So who isn't buying? According to the World Wildlife Fund, demand for CSPO in major consumers India, China, Malaysia and Indonesia remains low. Some companies in Europe also haven't adopted "ambitious, time-bound commitments to procuring 100 per cent CSPO," though uptake from the EU is the highest, WWF's global palm oil lead Elizabeth Clarke said.

Mondelez International, maker of Cadbury chocolates, said it's working with suppliers to ensure its palm is fully traceable, and at the end of 2017 about 96 per cent of what it uses was traceable to the mill.

Nestle, where about half the tropical oil it sourced in 2017 was traceable to the plantation, says buying the certified variety is one way of pushing the industry toward a sustainable future and it aims to use 100 per cent RSPO certified oil by 2023.

Still, buyers do face challenges procuring the oil "in specific geographies due to the lack of proximity to available CSPO," Nestle said.

"Consumers today want to know what is in their food, where the ingredients come from and how it is made," Nestle told Bloomberg by e-mail.

The controversy surrounding palm has been simmering for decades, but the furore has recently intensified, with a UK supermarket chain's viral anti-palm ad and environmental groups naming and shaming buyers of the unsustainable oil.

The biggest blow to the industry may come from one of the top purchasers - the European Union - which is clamping down on unsustainable supply.

The body that certifies the oil is also disconcerted by the muted response from consumers. Set up in 2004, the Roundtable on Sustainable Palm Oil is responsible for assessing the product, with the costs depending on plantation size, how far auditors have to travel and whether it's a high risk area.

Market commitment and uptake of CSPO will be the defining factor when it comes to spurring adoption of sustainability standards, the RSPO said. While retailer members are almost all buying certified oil, processors, traders and consumer goods manufacturers have significant room for improvement, it said.
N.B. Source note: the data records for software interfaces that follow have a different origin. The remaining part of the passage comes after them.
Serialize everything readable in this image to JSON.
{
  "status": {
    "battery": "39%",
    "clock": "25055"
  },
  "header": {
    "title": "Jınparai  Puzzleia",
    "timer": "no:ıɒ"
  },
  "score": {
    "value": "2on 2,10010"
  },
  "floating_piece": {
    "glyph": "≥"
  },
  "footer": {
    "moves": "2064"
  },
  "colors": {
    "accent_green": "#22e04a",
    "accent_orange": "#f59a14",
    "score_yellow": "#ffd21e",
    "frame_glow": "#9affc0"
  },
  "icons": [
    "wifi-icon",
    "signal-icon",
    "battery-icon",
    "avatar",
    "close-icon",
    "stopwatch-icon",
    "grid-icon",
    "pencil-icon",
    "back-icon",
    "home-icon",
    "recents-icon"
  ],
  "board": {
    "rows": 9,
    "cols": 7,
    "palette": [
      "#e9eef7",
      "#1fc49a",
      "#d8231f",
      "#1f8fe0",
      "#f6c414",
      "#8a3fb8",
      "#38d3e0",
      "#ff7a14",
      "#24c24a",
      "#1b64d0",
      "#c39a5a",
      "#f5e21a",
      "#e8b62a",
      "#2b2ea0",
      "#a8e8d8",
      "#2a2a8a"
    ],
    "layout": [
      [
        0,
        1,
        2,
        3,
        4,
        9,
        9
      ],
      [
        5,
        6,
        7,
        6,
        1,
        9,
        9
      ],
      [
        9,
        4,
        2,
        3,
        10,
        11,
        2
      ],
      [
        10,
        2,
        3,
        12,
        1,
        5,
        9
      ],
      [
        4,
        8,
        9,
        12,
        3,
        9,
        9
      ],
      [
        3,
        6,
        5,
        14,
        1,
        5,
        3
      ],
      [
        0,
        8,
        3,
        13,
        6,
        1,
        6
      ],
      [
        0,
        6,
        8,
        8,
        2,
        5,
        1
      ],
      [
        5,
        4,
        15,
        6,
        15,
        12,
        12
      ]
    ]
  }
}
For Greenpeace, responsible production does cost more and consumer goods companies should pay for it to encourage change in the industry. BLOOMBERG